The Color Purple is an epistolary novel written by Alice Walker. This novel displays the growth and development of an average African-American woman. This novel demonstrates the everyday hardships that were placed on blacks, and how they battled to overcome them. It is a very controversial novel, and touches on a variety of sensitive topics, from spousal abuse, incest, to even lesbianism.
Alice Walker vividly explains the difficult, yet realistic, life of blacks in their communities. She writes of how the black men, who at this point in time are inferior to the white men, use their wives to provide them with feeling of importance. Women, in this period of time, were viewed as workers, housekeepers, and objects. “Celie’s object status is evident in the beginning when she is given to Albert [Mr.___] in the place of Nettie [Celie’s sister] … she is also a substitute for Albert’s true love Shug” (Tucker 84). In The Color Purple the relationship between Celie and Mr. ___ undergoes many changes.

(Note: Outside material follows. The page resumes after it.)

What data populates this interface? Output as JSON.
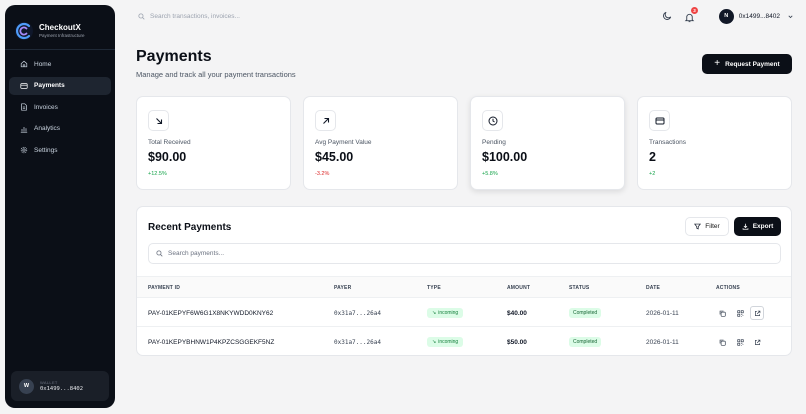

Throughout the novel, you begin to visualize the unpleasant relationship they have and you start to see how this will ultimately transform Celie into the strong individual she really is.

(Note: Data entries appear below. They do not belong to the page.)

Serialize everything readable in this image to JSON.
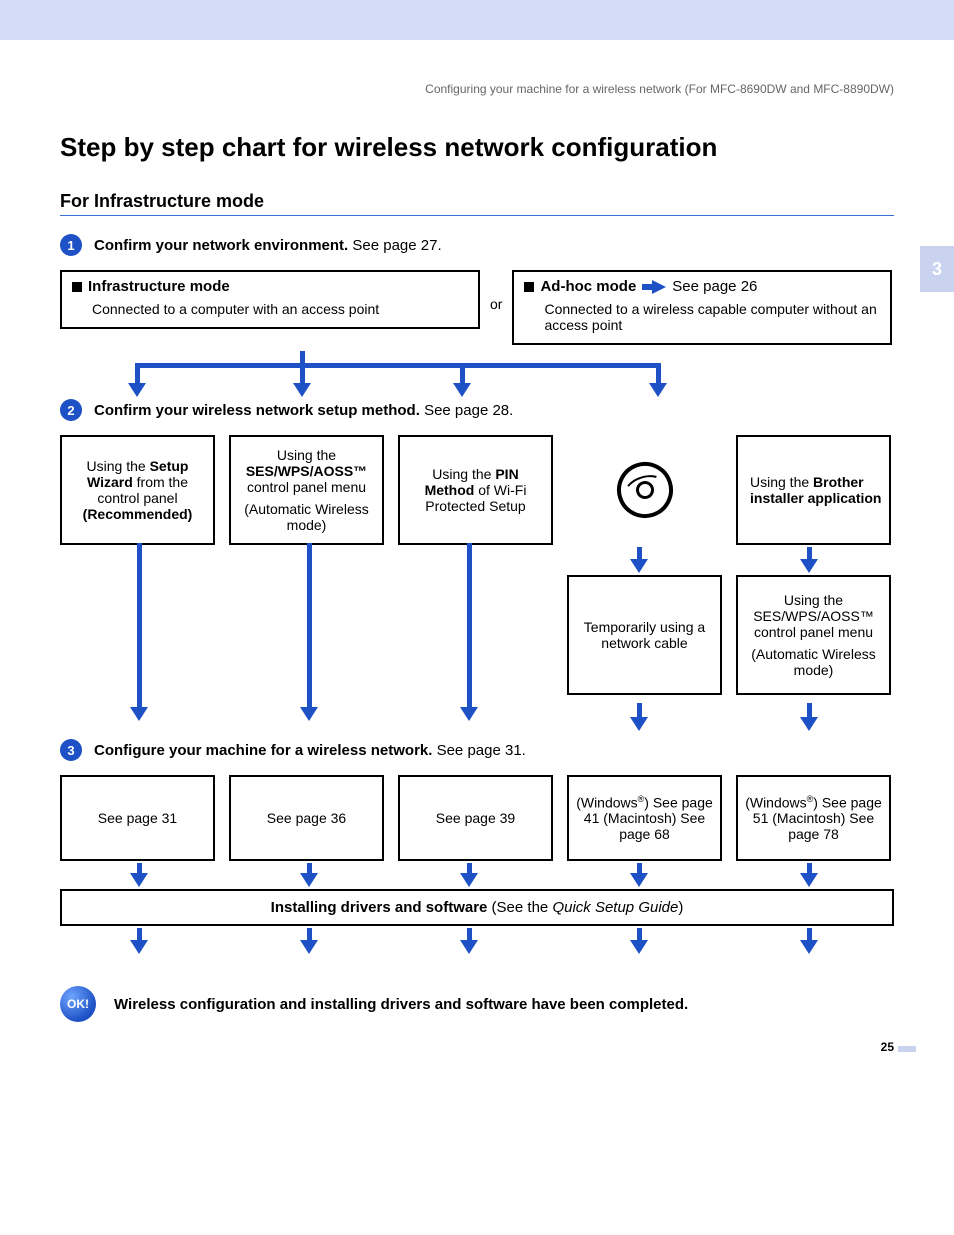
{
  "header_note": "Configuring your machine for a wireless network (For MFC-8690DW and MFC-8890DW)",
  "title": "Step by step chart for wireless network configuration",
  "subtitle": "For Infrastructure mode",
  "chapter_tab": "3",
  "page_number": "25",
  "step1": {
    "bold": "Confirm your network environment.",
    "rest": " See page 27."
  },
  "mode_left": {
    "title": "Infrastructure mode",
    "desc": "Connected to a computer with an access point"
  },
  "or": "or",
  "mode_right": {
    "title": "Ad-hoc mode",
    "see": "See page 26",
    "desc": "Connected to a wireless capable computer without an access point"
  },
  "step2": {
    "bold": "Confirm your wireless network setup method.",
    "rest": " See page 28."
  },
  "methods": {
    "m1": {
      "pre": "Using the ",
      "b": "Setup Wizard",
      "post": " from the control panel ",
      "rec": "(Recommended)"
    },
    "m2": {
      "pre": "Using the ",
      "b": "SES/WPS/AOSS™",
      "post": " control panel menu",
      "auto": "(Automatic Wireless mode)"
    },
    "m3": {
      "pre": "Using the ",
      "b": "PIN Method",
      "post": " of Wi-Fi Protected Setup"
    },
    "m5": {
      "pre": "Using the ",
      "b": "Brother installer application"
    }
  },
  "sub4": "Temporarily using a network cable",
  "sub5": {
    "pre": "Using the ",
    "b": "SES/WPS/AOSS™",
    "post": " control panel menu",
    "auto": "(Automatic Wireless mode)"
  },
  "step3": {
    "bold": "Configure your machine for a wireless network.",
    "rest": " See page 31."
  },
  "pages": {
    "p1": "See page 31",
    "p2": "See page 36",
    "p3": "See page 39",
    "p4a": "(Windows",
    "p4b": ") See page 41 (Macintosh) See page 68",
    "p5a": "(Windows",
    "p5b": ") See page 51 (Macintosh) See page 78"
  },
  "install": {
    "b": "Installing drivers and software",
    "mid": " (See the ",
    "i": "Quick Setup Guide",
    "end": ")"
  },
  "ok_label": "OK!",
  "ok_text": "Wireless configuration and installing drivers and software have been completed."
}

There are several events that contribute to the transition of Celie. “From the beginning of the novel there is an element of fantasy in the book.
Celie becomes the ugly duckling, who will eventually be redeemed through suffering” (Harris 159). After being separated from her sister, Celie begins to realize that there is no one else there for her, but God. Walker captures this this sense of abandonment by using epistolary to tell of Celie’s conversations with God through letters. Celie at this point in the story could be described as imageless. With her sister gone, Celie no longer has a woman to model after. It takes the knowledge and guidance of Shug, Mr.___’s true love, for Celie to breakthrough her insignificant state.
Shug is a singer who has experienced many troubles with substance abuse. Mr.___ is madly in love with her, but Shug’s attitude towards him quickly signals the audience that the feeling is not so mutual. In her first encounters, Shug is portrayed as a bully towards Celie. But soon after realizing how Mr.___ treats Celie, Shug starts to...